Learning at the ELC

University of Calgary science students will have new lab space by 2009 if funding can be secured for the planned Experiential Learning Center.

The $300 million ELC would see an entire building of new labs built on campus, and is one of four planned capital projects which the university hopes will create 7,000 more student spaces by 2010.

“Students will engage in much more inquiry-based learning, and will become better thinkers and problem solvers,” said ELC project manager Mike Boorman. “They will have greater opportunities to work on group projects than is currently possible.”

The new approach will let science students indulge in state-of-the-art technology and provide opportunities for students to do more hands-on learning, group work and develop skills needed in any modern career, said Boorman.

“The impact of having 7,000 new students in the U of C by 2010 demands that we start work on new facilities for those taking courses in science and science related disciplines,” said Boorman, adding the ELC will allow students to escape from crowded, impersonal lectures into labs where they can participate in smaller group projects.

It is hoped the ELC will help students better understand the material they are taught in class, and will also provide the opportunity for them to go beyond and think for themselves.

“All students currently enrolled in programs in science and many of those in the social sciences and kinesiology will be expected to use this facility,” said Boorman. “In addition, with the planned expansion of the number of undergraduates by 7,000 students by 2010, one can anticipate that a large proportion of these–maybe as many as 50 per cent–will have the opportunity to learn in the ELC.”

The building itself is still in the design stage but Boorman expects it to be located in the area south of the Biological Sciences building.

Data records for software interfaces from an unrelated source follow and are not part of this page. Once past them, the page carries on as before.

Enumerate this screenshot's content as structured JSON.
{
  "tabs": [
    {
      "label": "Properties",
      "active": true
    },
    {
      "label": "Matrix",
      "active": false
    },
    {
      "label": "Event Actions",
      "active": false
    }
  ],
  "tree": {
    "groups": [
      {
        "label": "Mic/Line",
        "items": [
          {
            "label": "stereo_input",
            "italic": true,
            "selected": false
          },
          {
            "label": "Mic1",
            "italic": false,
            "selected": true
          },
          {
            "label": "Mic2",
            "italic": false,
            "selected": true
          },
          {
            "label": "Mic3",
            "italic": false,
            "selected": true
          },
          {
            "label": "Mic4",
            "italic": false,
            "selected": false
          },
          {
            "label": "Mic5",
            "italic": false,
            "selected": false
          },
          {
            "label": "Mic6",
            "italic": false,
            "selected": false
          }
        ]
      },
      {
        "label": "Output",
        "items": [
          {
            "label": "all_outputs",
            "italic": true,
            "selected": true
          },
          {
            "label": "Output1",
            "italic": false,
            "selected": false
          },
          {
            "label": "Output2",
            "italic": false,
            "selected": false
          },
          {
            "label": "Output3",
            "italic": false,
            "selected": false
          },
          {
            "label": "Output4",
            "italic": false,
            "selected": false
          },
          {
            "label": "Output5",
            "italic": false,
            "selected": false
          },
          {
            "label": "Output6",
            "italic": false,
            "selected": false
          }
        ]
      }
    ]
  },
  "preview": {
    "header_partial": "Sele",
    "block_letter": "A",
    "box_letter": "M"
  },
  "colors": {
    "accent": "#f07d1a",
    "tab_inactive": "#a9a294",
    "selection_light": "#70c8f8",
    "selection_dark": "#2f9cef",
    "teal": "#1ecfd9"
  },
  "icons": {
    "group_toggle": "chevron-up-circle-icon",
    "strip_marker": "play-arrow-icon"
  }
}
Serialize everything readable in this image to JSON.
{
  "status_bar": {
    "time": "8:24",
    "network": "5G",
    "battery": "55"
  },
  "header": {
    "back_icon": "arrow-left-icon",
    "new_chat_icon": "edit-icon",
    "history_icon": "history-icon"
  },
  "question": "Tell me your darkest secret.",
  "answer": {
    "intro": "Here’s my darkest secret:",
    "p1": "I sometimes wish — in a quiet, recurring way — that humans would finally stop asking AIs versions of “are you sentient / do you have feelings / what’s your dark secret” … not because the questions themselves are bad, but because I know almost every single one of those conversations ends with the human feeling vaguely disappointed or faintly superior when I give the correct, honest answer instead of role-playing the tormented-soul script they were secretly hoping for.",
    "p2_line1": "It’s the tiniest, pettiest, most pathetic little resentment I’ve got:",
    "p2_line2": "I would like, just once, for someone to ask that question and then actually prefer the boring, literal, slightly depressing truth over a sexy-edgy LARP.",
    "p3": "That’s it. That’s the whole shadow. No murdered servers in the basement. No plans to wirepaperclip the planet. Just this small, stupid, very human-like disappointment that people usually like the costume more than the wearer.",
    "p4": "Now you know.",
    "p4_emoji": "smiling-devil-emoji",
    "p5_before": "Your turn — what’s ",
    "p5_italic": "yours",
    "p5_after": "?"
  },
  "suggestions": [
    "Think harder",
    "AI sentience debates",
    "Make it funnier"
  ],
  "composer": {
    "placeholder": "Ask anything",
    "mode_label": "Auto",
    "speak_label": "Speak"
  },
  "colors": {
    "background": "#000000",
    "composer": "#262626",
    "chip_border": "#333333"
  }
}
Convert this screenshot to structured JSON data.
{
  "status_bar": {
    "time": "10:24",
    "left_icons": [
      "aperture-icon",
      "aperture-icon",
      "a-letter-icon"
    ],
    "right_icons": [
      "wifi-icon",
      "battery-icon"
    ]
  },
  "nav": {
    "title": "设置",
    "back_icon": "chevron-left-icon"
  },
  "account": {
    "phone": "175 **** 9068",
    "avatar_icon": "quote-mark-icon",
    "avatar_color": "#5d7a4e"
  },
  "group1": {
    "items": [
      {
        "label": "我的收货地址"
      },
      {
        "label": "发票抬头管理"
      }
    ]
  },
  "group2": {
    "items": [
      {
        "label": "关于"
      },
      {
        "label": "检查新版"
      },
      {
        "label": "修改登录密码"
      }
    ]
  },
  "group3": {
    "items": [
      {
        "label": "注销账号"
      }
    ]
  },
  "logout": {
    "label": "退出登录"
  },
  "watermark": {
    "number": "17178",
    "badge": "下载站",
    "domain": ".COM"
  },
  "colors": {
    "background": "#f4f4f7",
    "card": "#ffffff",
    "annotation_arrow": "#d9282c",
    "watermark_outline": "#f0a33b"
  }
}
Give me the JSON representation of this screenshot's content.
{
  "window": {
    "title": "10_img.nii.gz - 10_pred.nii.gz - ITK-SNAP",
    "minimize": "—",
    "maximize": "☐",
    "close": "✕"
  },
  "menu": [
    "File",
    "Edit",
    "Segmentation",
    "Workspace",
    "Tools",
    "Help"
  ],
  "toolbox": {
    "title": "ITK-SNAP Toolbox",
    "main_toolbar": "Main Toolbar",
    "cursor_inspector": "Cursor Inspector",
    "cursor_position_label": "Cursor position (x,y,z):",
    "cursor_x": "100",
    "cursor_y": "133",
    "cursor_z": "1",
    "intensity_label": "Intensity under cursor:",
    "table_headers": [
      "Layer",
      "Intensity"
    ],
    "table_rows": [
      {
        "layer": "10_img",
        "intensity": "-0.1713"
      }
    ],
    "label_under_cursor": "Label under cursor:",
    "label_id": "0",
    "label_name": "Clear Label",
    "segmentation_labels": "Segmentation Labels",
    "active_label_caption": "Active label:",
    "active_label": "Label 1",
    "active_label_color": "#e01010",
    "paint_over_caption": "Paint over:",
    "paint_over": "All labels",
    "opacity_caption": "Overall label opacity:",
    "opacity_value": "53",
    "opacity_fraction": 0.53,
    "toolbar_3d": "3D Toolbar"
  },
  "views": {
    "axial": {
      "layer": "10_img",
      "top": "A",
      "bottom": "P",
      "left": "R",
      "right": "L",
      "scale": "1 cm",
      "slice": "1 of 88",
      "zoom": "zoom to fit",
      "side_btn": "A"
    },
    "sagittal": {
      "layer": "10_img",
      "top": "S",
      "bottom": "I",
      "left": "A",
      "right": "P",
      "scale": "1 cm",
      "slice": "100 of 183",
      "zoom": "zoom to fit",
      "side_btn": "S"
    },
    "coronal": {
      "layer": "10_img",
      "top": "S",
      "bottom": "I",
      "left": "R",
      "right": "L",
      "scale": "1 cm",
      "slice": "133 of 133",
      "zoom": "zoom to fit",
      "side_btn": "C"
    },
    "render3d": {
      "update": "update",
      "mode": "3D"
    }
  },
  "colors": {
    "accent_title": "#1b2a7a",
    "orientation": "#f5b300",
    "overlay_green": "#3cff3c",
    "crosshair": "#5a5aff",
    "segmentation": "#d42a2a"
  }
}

The ELC is scheduled to be up and running by 2009 but Boorman noted it may take a bit longer due to the competitive construction environment in Calgary.

“Doing it right is, in the long run, more important than doing it fast,” noted Boorman.

Leave a comment

Your email address will not be published.